Every line below that holds the word "value" counts once; please tally them and give only the total.

================================

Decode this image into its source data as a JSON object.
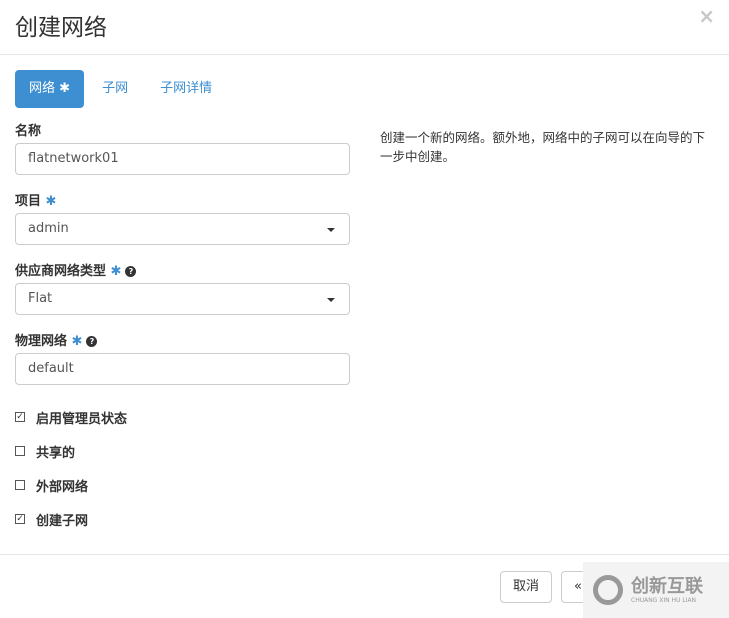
{
  "dialog": {
    "title": "创建网络",
    "close": "×"
  },
  "tabs": [
    {
      "label": "网络",
      "required": "✱"
    },
    {
      "label": "子网"
    },
    {
      "label": "子网详情"
    }
  ],
  "form": {
    "name": {
      "label": "名称",
      "value": "flatnetwork01"
    },
    "project": {
      "label": "项目",
      "required": "✱",
      "value": "admin"
    },
    "provider_type": {
      "label": "供应商网络类型",
      "required": "✱",
      "help": "?",
      "value": "Flat"
    },
    "physical_network": {
      "label": "物理网络",
      "required": "✱",
      "help": "?",
      "value": "default"
    },
    "checkboxes": [
      {
        "label": "启用管理员状态",
        "checked": true,
        "mark": "✓"
      },
      {
        "label": "共享的",
        "checked": false,
        "mark": ""
      },
      {
        "label": "外部网络",
        "checked": false,
        "mark": ""
      },
      {
        "label": "创建子网",
        "checked": true,
        "mark": "✓"
      }
    ]
  },
  "description": "创建一个新的网络。额外地，网络中的子网可以在向导的下一步中创建。",
  "footer": {
    "cancel": "取消",
    "back": "«"
  },
  "watermark": {
    "title": "创新互联",
    "subtitle": "CHUANG XIN HU LIAN"
  }
}
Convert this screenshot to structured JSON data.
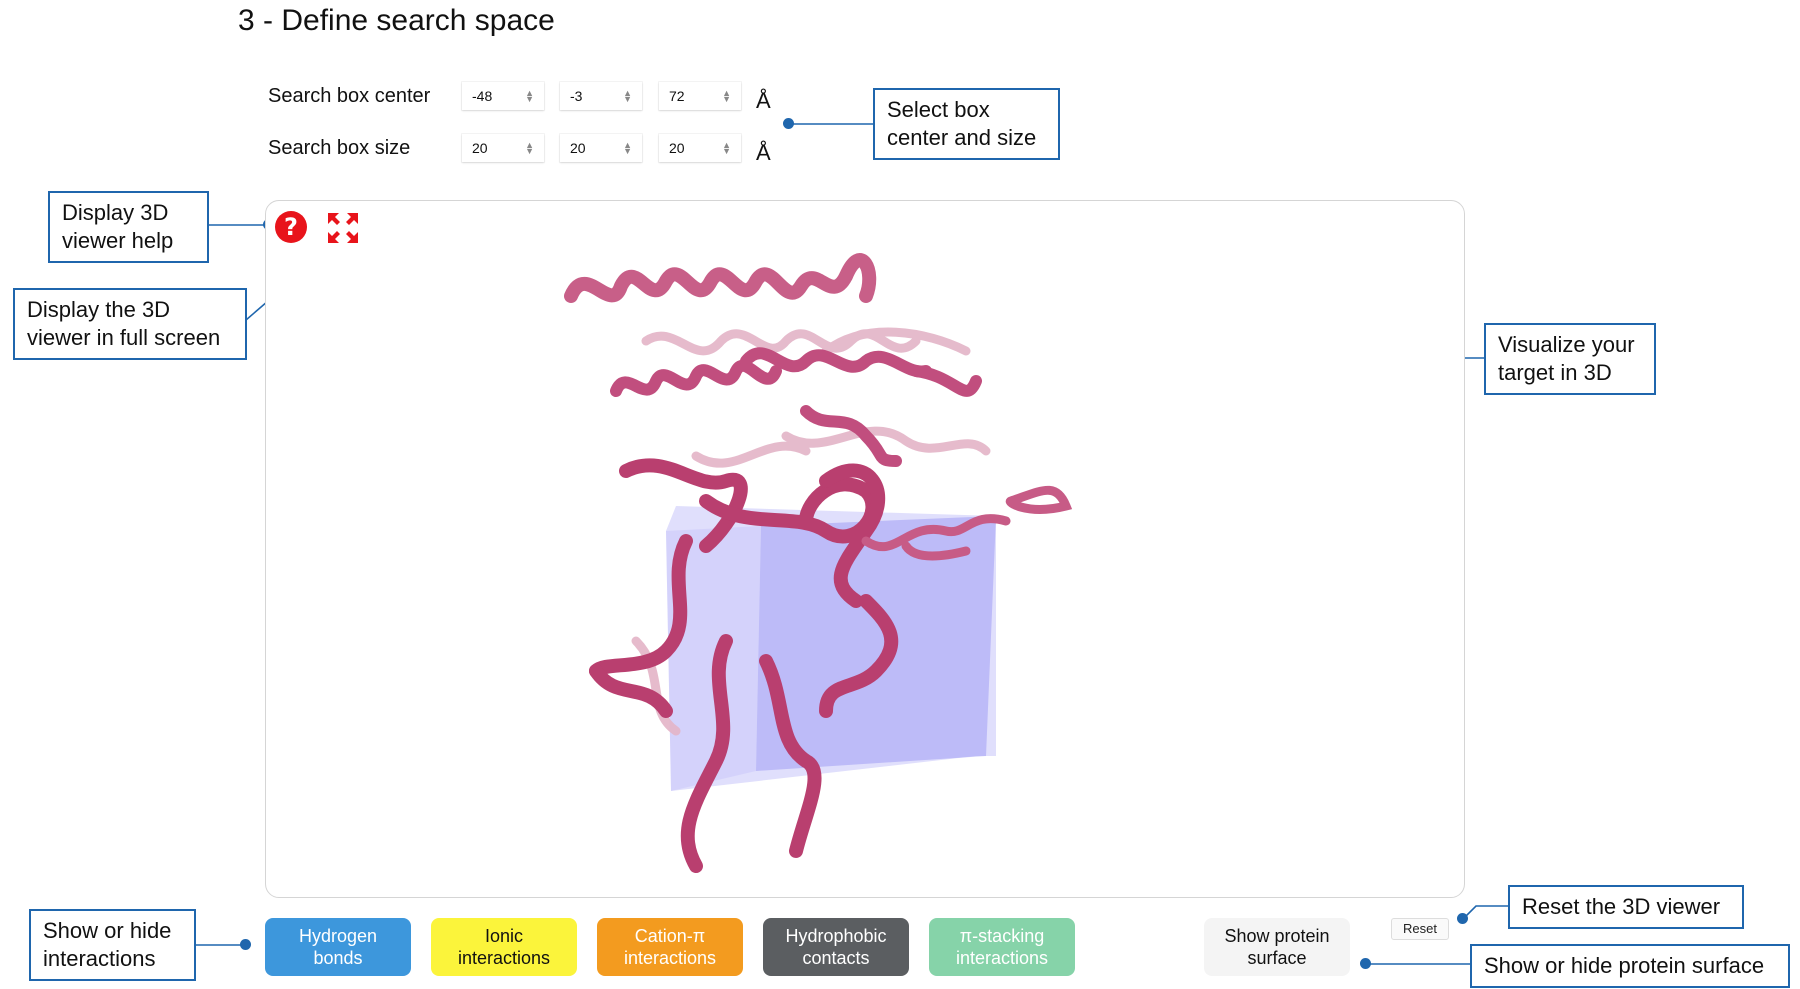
{
  "title": "3 - Define search space",
  "search_box": {
    "center_label": "Search box center",
    "size_label": "Search box size",
    "center": [
      "-48",
      "-3",
      "72"
    ],
    "size": [
      "20",
      "20",
      "20"
    ],
    "unit": "Å"
  },
  "callouts": {
    "select_box": [
      "Select box",
      "center and size"
    ],
    "viewer_help": [
      "Display 3D",
      "viewer help"
    ],
    "full_screen": [
      "Display the 3D",
      "viewer in full screen"
    ],
    "visualize": [
      "Visualize your",
      "target in 3D"
    ],
    "interactions": [
      "Show or hide",
      "interactions"
    ],
    "reset": [
      "Reset the 3D viewer"
    ],
    "surface": [
      "Show or hide protein surface"
    ]
  },
  "viewer": {
    "help_icon_glyph": "?",
    "help_icon": "help-circle-icon",
    "fullscreen_icon": "expand-arrows-icon",
    "accent": "#e8141b"
  },
  "interaction_buttons": [
    {
      "lines": [
        "Hydrogen",
        "bonds"
      ],
      "bg": "#3d97dc",
      "fg": "#ffffff"
    },
    {
      "lines": [
        "Ionic",
        "interactions"
      ],
      "bg": "#fbf43b",
      "fg": "#111111"
    },
    {
      "lines": [
        "Cation-π",
        "interactions"
      ],
      "bg": "#f39b1f",
      "fg": "#ffffff"
    },
    {
      "lines": [
        "Hydrophobic",
        "contacts"
      ],
      "bg": "#5b5e61",
      "fg": "#ffffff"
    },
    {
      "lines": [
        "π-stacking",
        "interactions"
      ],
      "bg": "#86d3a9",
      "fg": "#ffffff"
    }
  ],
  "surface_button": {
    "lines": [
      "Show protein",
      "surface"
    ],
    "bg": "#f4f4f4",
    "fg": "#111111"
  },
  "reset_button": "Reset",
  "colors": {
    "callout_border": "#1f66ad",
    "protein": "#c24a79",
    "search_box": "#8f8cf5"
  }
}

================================

#### [Response to the task]
4